This is a Mind Map providing you with the key facts about Action Learning (AL). It covers what AL is, the background history of AL / the AL ‘formula’ for effective learning, the types of problems that AL can help to solve, and the process of running a typical AL group meeting.
The theory of action learning was originally developed by Reg Revans who applied the method to support organizational and business development initiatives and improve on problem solving efforts.
The action learning process includes:
- a real problem that is important, critical, and usually complex,
- a diverse problem-solving team or “set”,
- a process that promotes curiosity, inquiry, and reflection,
- a requirement that talk be converted into action and, ultimately, a solution, and
- a commitment to learning.
In most forms of action learning, a coach is included and is responsible for promoting and facilitating learning, as well as encouraging the team to be self-managing.

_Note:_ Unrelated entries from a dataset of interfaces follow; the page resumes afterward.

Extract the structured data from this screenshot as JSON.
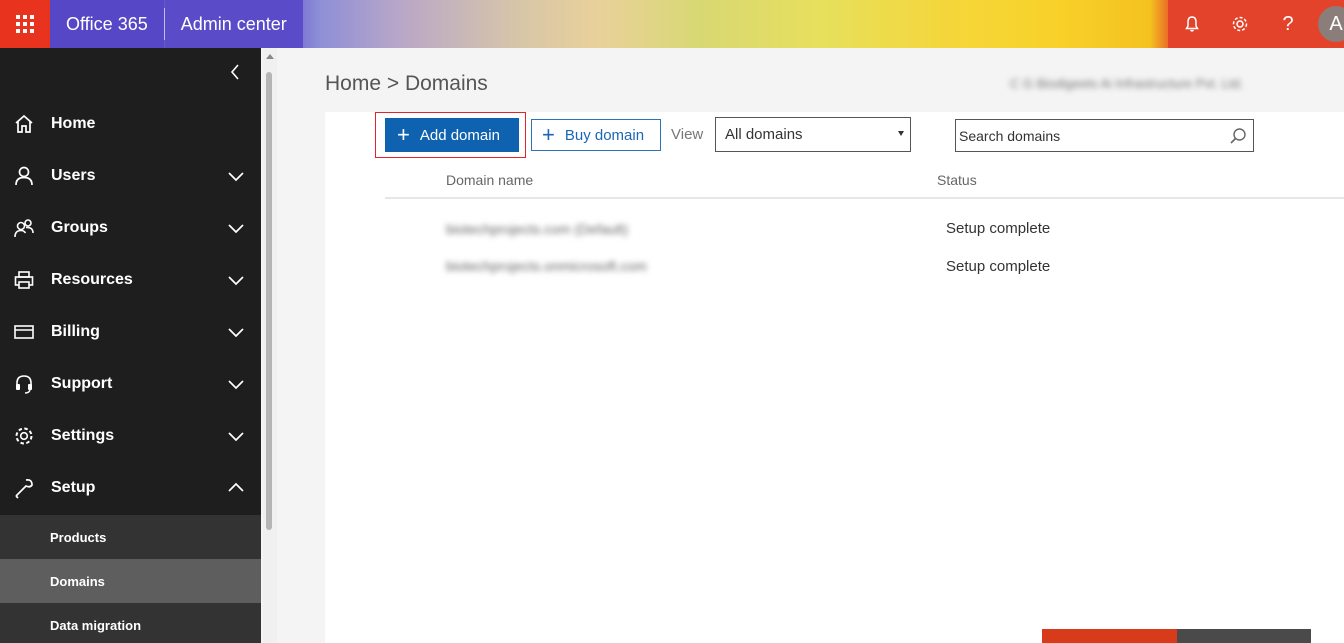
{
  "topbar": {
    "brand": "Office 365",
    "app_name": "Admin center",
    "avatar_initial": "A",
    "icons": [
      "app-launcher-icon",
      "bell-icon",
      "gear-icon",
      "help-icon"
    ],
    "help_glyph": "?"
  },
  "sidebar": {
    "items": [
      {
        "label": "Home",
        "icon": "home-icon"
      },
      {
        "label": "Users",
        "icon": "user-icon"
      },
      {
        "label": "Groups",
        "icon": "groups-icon"
      },
      {
        "label": "Resources",
        "icon": "printer-icon"
      },
      {
        "label": "Billing",
        "icon": "credit-card-icon"
      },
      {
        "label": "Support",
        "icon": "headset-icon"
      },
      {
        "label": "Settings",
        "icon": "gear-icon"
      },
      {
        "label": "Setup",
        "icon": "wrench-icon"
      }
    ],
    "setup_subitems": [
      {
        "label": "Products"
      },
      {
        "label": "Domains"
      },
      {
        "label": "Data migration"
      }
    ]
  },
  "main": {
    "breadcrumb": "Home > Domains",
    "tenant_name": "C G Biodigeets Ai Infrastructure Pvt. Ltd.",
    "toolbar": {
      "add_label": "Add domain",
      "buy_label": "Buy domain",
      "view_label": "View",
      "view_selected": "All domains",
      "search_placeholder": "Search domains"
    },
    "table": {
      "columns": [
        "Domain name",
        "Status"
      ],
      "rows": [
        {
          "domain": "biotechprojects.com (Default)",
          "status": "Setup complete"
        },
        {
          "domain": "biotechprojects.onmicrosoft.com",
          "status": "Setup complete"
        }
      ]
    }
  },
  "colors": {
    "accent_blue": "#0f62b0",
    "highlight_red": "#e0262b",
    "sidebar_bg": "#1e1e1e",
    "topbar_red": "#e2432a"
  }
}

Since action learning has proven to be very effective in developing a number of individual leadership and team problem-solving skills, it has become a component in corporate and organizational leadership development programs. This strategy is different from the “one size fits all” curriculum that is characteristic of many training and development programs.